_WORK TO BE COMPLETED_
Please copy out each line of the entries in which "Grupy" appears.
═════ DATA FOR PROCESSING ═════
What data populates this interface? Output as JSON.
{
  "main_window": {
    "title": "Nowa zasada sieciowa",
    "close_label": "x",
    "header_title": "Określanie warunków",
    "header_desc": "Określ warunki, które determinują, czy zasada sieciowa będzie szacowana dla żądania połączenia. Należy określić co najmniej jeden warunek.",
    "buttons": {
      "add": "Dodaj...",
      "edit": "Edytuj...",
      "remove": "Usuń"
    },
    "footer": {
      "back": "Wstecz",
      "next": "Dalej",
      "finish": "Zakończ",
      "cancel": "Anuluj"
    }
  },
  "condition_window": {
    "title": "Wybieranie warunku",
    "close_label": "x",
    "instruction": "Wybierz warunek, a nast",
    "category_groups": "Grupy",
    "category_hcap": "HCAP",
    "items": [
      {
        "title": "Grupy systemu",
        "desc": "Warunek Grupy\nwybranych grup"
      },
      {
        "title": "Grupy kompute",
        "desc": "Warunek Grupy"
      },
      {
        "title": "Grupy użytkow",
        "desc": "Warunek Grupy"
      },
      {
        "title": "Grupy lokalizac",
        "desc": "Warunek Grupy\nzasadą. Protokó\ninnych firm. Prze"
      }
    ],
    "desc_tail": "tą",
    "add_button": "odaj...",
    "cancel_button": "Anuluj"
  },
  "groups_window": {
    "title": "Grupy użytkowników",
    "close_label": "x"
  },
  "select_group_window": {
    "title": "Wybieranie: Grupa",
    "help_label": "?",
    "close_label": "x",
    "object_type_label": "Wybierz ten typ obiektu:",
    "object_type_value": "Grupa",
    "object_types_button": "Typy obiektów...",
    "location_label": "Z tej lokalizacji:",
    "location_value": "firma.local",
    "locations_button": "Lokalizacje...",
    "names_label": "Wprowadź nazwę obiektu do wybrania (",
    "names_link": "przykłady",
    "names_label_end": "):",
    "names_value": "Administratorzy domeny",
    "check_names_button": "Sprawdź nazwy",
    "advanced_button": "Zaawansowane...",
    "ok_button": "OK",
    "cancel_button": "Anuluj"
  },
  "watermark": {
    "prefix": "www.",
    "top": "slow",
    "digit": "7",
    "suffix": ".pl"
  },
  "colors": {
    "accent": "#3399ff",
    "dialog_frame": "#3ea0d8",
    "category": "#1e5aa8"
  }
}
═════
_RESPONSE BOX_
    "category_groups": "Grupy",
        "title": "Grupy systemu",
        "desc": "Warunek Grupy\nwybranych grup"
        "title": "Grupy kompute",
        "desc": "Warunek Grupy"
        "title": "Grupy użytkow",
        "desc": "Warunek Grupy"
        "title": "Grupy lokalizac",
        "desc": "Warunek Grupy\nzasadą. Protokó\ninnych firm. Prze"
    "title": "Grupy użytkowników",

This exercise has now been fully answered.